First game they finished
With Franetovic in charge of design/programming and Lohaus in control of graphics/music, they were able to complete work on their first independent game called KRUNCH.
The game, which will be released on Dec. 12, is inspired by the concept of claustrophobia. Lohaus said it will be similar to older Nintendo games that were difficult and challenging, like Mega Man.
The game has been something they have been working on since it was a prototype in 2010. Lohaus said the game has likely cost them more than $250,000 to make, solely based off their time spent on the project.
Challenges of a game developer
Franetovic said there were challenges that coincided with trying to complete the game.

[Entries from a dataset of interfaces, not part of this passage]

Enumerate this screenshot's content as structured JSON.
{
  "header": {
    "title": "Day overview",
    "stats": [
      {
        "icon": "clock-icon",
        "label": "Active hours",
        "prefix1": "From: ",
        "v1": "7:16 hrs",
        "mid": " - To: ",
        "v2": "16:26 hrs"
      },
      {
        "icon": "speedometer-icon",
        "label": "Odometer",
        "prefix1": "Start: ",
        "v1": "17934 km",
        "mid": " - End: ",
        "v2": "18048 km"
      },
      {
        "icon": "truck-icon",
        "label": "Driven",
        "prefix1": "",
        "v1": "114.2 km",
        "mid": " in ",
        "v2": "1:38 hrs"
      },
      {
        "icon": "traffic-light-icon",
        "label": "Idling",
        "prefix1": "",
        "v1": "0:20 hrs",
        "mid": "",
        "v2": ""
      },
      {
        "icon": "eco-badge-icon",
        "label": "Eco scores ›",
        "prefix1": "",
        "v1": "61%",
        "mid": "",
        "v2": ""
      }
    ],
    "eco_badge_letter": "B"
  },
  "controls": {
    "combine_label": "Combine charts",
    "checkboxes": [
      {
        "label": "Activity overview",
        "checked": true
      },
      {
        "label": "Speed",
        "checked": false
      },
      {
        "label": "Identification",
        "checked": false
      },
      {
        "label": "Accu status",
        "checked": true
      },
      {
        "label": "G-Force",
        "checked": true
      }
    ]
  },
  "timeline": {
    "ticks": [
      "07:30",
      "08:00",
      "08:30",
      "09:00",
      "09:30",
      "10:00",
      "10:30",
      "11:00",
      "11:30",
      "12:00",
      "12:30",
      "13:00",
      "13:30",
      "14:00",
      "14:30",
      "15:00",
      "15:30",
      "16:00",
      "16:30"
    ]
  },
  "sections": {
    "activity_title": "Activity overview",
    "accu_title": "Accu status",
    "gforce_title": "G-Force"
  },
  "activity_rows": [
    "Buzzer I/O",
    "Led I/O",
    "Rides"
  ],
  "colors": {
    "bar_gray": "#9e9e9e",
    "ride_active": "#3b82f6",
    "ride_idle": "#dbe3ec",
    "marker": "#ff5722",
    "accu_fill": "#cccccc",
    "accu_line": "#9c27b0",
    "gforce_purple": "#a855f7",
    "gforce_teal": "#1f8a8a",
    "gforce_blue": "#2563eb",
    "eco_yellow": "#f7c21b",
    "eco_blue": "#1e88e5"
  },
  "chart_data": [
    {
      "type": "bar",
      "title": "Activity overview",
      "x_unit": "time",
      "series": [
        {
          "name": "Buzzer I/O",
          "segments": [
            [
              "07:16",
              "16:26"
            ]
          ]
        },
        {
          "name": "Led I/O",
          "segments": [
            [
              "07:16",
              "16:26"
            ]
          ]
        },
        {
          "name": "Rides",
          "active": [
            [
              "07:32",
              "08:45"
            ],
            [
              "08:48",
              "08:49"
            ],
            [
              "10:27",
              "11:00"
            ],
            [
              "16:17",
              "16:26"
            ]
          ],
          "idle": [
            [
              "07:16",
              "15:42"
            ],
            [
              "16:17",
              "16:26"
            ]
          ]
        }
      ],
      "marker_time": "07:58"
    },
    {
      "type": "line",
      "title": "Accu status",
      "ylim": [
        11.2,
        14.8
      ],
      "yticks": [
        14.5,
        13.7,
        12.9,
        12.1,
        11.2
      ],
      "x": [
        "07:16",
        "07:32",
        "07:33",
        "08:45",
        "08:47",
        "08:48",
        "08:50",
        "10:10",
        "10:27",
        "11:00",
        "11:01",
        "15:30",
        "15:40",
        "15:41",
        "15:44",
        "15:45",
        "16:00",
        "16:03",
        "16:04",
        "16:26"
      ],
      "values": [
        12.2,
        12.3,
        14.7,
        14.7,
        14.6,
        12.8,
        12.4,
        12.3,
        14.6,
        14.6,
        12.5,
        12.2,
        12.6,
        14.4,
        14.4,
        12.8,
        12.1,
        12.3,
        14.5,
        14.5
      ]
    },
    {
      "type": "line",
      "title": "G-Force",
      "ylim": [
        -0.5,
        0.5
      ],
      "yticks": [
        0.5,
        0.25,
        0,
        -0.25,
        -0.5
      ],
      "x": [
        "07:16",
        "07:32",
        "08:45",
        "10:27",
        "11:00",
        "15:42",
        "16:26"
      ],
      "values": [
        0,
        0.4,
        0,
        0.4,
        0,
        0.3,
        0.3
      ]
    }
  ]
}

“Life does get in the way,” Franetovic said. “I became a father and my priorities changed, so we had KRUNCH in a frozen state for a bit. But when I got back, I forgot how much fun this was, actually playing through it and hearing the music and how it changes from level to level. I didn’t feel like I had enough.”
Lohaus said he agreed there were certain challenges that made finishing the game harder.
“There are unique challenges with game development where if you’re really focused on a project, sometimes the best thing to do is to step back and look at it from another light, which we had to do with KRUNCH numerous times,” Lohaus said.
“But it was one of those things where it was hard to walk away for a week or two and come back, (it didn’t) feel quite natural. You don’t have a paycheque coming in otherwise, so you can’t slack off. It’s a bit of a balancing act, but overall it works in everyone’s advantage.”
Russell Phillips, a Calgary resident, has preordered KRUNCH and said via email that he is a fan of what independent game development companies, like LeGrudge & Rugged, can do that bigger developers cannot.
“I mostly have been getting into indie games because it seems to be the place for creativity and new ideas in gaming these days,” Phillips said.
“Larger publishers for the most part simply don’t, or can’t make big risks in terms of game design that these smaller developers can.
I still find KRUNCH enjoyable to play, so I’m very happy about that and I’m just so proud of the game in general. It’s a great first release for what we wanted to do.
– Michael Lohaus
Their smaller production budgets and development cycles also allow them to make more niche titles that don’t require the huge sales figures to be profitable as in the traditional industry.”
Phillips also said that KRUNCH caught his eye because it is targeted at indie game customers, as well as having a retro feel to it.
Proud of finally finishing
Lohaus said he feels a big sense of accomplishment for finishing the game, which he also said differs from some game developers out there.
“We’ve talked to a lot of game developers and I get this sense that there are some guys that just don’t like to let go, and it’s hard for them to even release a game, especially when they’ve been playing it for so long, so they
can’t even stand it anymore,” Lohaus said.
“I still find KRUNCH enjoyable to play, so I’m very happy about that and I’m just so proud of the game in general. It’s a great first release for what we wanted to do.”